RECORDED DATA:
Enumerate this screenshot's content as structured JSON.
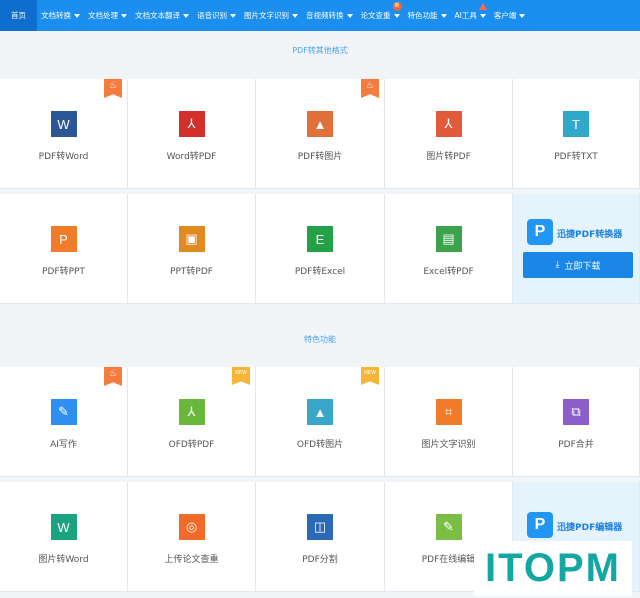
{
  "nav": {
    "items": [
      {
        "label": "首页",
        "caret": false,
        "badge": ""
      },
      {
        "label": "文档转换",
        "caret": true,
        "badge": ""
      },
      {
        "label": "文档处理",
        "caret": true,
        "badge": ""
      },
      {
        "label": "文档文本翻译",
        "caret": true,
        "badge": ""
      },
      {
        "label": "语音识别",
        "caret": true,
        "badge": ""
      },
      {
        "label": "图片文字识别",
        "caret": true,
        "badge": ""
      },
      {
        "label": "音视频转换",
        "caret": true,
        "badge": ""
      },
      {
        "label": "论文查重",
        "caret": true,
        "badge": "新"
      },
      {
        "label": "特色功能",
        "caret": true,
        "badge": ""
      },
      {
        "label": "AI工具",
        "caret": true,
        "badge": "hot"
      },
      {
        "label": "客户端",
        "caret": true,
        "badge": ""
      }
    ]
  },
  "section1": {
    "title": "PDF转其他格式",
    "cells": [
      {
        "label": "PDF转Word",
        "icon": "word-icon",
        "glyph": "W",
        "color": "#2b5797",
        "tag": "hot"
      },
      {
        "label": "Word转PDF",
        "icon": "pdf-icon",
        "glyph": "⅄",
        "color": "#d1312a",
        "tag": ""
      },
      {
        "label": "PDF转图片",
        "icon": "image-icon",
        "glyph": "▲",
        "color": "#e0703a",
        "tag": "hot"
      },
      {
        "label": "图片转PDF",
        "icon": "pdf-icon",
        "glyph": "⅄",
        "color": "#e05b3c",
        "tag": ""
      },
      {
        "label": "PDF转TXT",
        "icon": "txt-icon",
        "glyph": "T",
        "color": "#30a8c9",
        "tag": ""
      },
      {
        "label": "PDF转PPT",
        "icon": "ppt-icon",
        "glyph": "P",
        "color": "#f07b28",
        "tag": ""
      },
      {
        "label": "PPT转PDF",
        "icon": "ppt-pdf-icon",
        "glyph": "▣",
        "color": "#e08a21",
        "tag": ""
      },
      {
        "label": "PDF转Excel",
        "icon": "excel-icon",
        "glyph": "E",
        "color": "#24a146",
        "tag": ""
      },
      {
        "label": "Excel转PDF",
        "icon": "excel-pdf-icon",
        "glyph": "▤",
        "color": "#3ca24c",
        "tag": ""
      }
    ],
    "promo": {
      "brand": "迅捷PDF转换器",
      "logo": "P",
      "button": "立即下载",
      "button_icon": "download-icon"
    }
  },
  "section2": {
    "title": "特色功能",
    "cells": [
      {
        "label": "AI写作",
        "icon": "pen-icon",
        "glyph": "✎",
        "color": "#2f8ff0",
        "tag": "hot"
      },
      {
        "label": "OFD转PDF",
        "icon": "ofd-pdf-icon",
        "glyph": "⅄",
        "color": "#6ab83b",
        "tag": "new"
      },
      {
        "label": "OFD转图片",
        "icon": "ofd-image-icon",
        "glyph": "▲",
        "color": "#3aa7c9",
        "tag": "new"
      },
      {
        "label": "图片文字识别",
        "icon": "ocr-icon",
        "glyph": "⌗",
        "color": "#f07b28",
        "tag": ""
      },
      {
        "label": "PDF合并",
        "icon": "merge-icon",
        "glyph": "⧉",
        "color": "#8b5fc9",
        "tag": ""
      },
      {
        "label": "图片转Word",
        "icon": "word-icon",
        "glyph": "W",
        "color": "#1aa37f",
        "tag": ""
      },
      {
        "label": "上传论文查重",
        "icon": "scan-icon",
        "glyph": "◎",
        "color": "#f06a2a",
        "tag": ""
      },
      {
        "label": "PDF分割",
        "icon": "split-icon",
        "glyph": "◫",
        "color": "#2c6ab8",
        "tag": ""
      },
      {
        "label": "PDF在线编辑",
        "icon": "edit-icon",
        "glyph": "✎",
        "color": "#7cbd43",
        "tag": ""
      }
    ],
    "promo": {
      "brand": "迅捷PDF编辑器",
      "logo": "P"
    }
  },
  "tags": {
    "new": "NEW",
    "hot": "♨"
  },
  "watermark": "ITOPM"
}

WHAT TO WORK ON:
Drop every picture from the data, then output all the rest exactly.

ANSWER FOR THIS EXERCISE:
Enumerate this screenshot's content as structured JSON.
{
  "nav": {
    "items": [
      {
        "label": "首页",
        "caret": false,
        "badge": ""
      },
      {
        "label": "文档转换",
        "caret": true,
        "badge": ""
      },
      {
        "label": "文档处理",
        "caret": true,
        "badge": ""
      },
      {
        "label": "文档文本翻译",
        "caret": true,
        "badge": ""
      },
      {
        "label": "语音识别",
        "caret": true,
        "badge": ""
      },
      {
        "label": "图片文字识别",
        "caret": true,
        "badge": ""
      },
      {
        "label": "音视频转换",
        "caret": true,
        "badge": ""
      },
      {
        "label": "论文查重",
        "caret": true,
        "badge": "新"
      },
      {
        "label": "特色功能",
        "caret": true,
        "badge": ""
      },
      {
        "label": "AI工具",
        "caret": true,
        "badge": "hot"
      },
      {
        "label": "客户端",
        "caret": true,
        "badge": ""
      }
    ]
  },
  "section1": {
    "title": "PDF转其他格式",
    "cells": [
      {
        "label": "PDF转Word",
        "icon": "word-icon",
        "glyph": "W",
        "color": "#2b5797",
        "tag": "hot"
      },
      {
        "label": "Word转PDF",
        "icon": "pdf-icon",
        "glyph": "⅄",
        "color": "#d1312a",
        "tag": ""
      },
      {
        "label": "PDF转图片",
        "icon": "image-icon",
        "glyph": "▲",
        "color": "#e0703a",
        "tag": "hot"
      },
      {
        "label": "图片转PDF",
        "icon": "pdf-icon",
        "glyph": "⅄",
        "color": "#e05b3c",
        "tag": ""
      },
      {
        "label": "PDF转TXT",
        "icon": "txt-icon",
        "glyph": "T",
        "color": "#30a8c9",
        "tag": ""
      },
      {
        "label": "PDF转PPT",
        "icon": "ppt-icon",
        "glyph": "P",
        "color": "#f07b28",
        "tag": ""
      },
      {
        "label": "PPT转PDF",
        "icon": "ppt-pdf-icon",
        "glyph": "▣",
        "color": "#e08a21",
        "tag": ""
      },
      {
        "label": "PDF转Excel",
        "icon": "excel-icon",
        "glyph": "E",
        "color": "#24a146",
        "tag": ""
      },
      {
        "label": "Excel转PDF",
        "icon": "excel-pdf-icon",
        "glyph": "▤",
        "color": "#3ca24c",
        "tag": ""
      }
    ],
    "promo": {
      "brand": "迅捷PDF转换器",
      "logo": "P",
      "button": "立即下载",
      "button_icon": "download-icon"
    }
  },
  "section2": {
    "title": "特色功能",
    "cells": [
      {
        "label": "AI写作",
        "icon": "pen-icon",
        "glyph": "✎",
        "color": "#2f8ff0",
        "tag": "hot"
      },
      {
        "label": "OFD转PDF",
        "icon": "ofd-pdf-icon",
        "glyph": "⅄",
        "color": "#6ab83b",
        "tag": "new"
      },
      {
        "label": "OFD转图片",
        "icon": "ofd-image-icon",
        "glyph": "▲",
        "color": "#3aa7c9",
        "tag": "new"
      },
      {
        "label": "图片文字识别",
        "icon": "ocr-icon",
        "glyph": "⌗",
        "color": "#f07b28",
        "tag": ""
      },
      {
        "label": "PDF合并",
        "icon": "merge-icon",
        "glyph": "⧉",
        "color": "#8b5fc9",
        "tag": ""
      },
      {
        "label": "图片转Word",
        "icon": "word-icon",
        "glyph": "W",
        "color": "#1aa37f",
        "tag": ""
      },
      {
        "label": "上传论文查重",
        "icon": "scan-icon",
        "glyph": "◎",
        "color": "#f06a2a",
        "tag": ""
      },
      {
        "label": "PDF分割",
        "icon": "split-icon",
        "glyph": "◫",
        "color": "#2c6ab8",
        "tag": ""
      },
      {
        "label": "PDF在线编辑",
        "icon": "edit-icon",
        "glyph": "✎",
        "color": "#7cbd43",
        "tag": ""
      }
    ],
    "promo": {
      "brand": "迅捷PDF编辑器",
      "logo": "P"
    }
  },
  "tags": {
    "new": "NEW",
    "hot": "♨"
  },
  "watermark": "ITOPM"
}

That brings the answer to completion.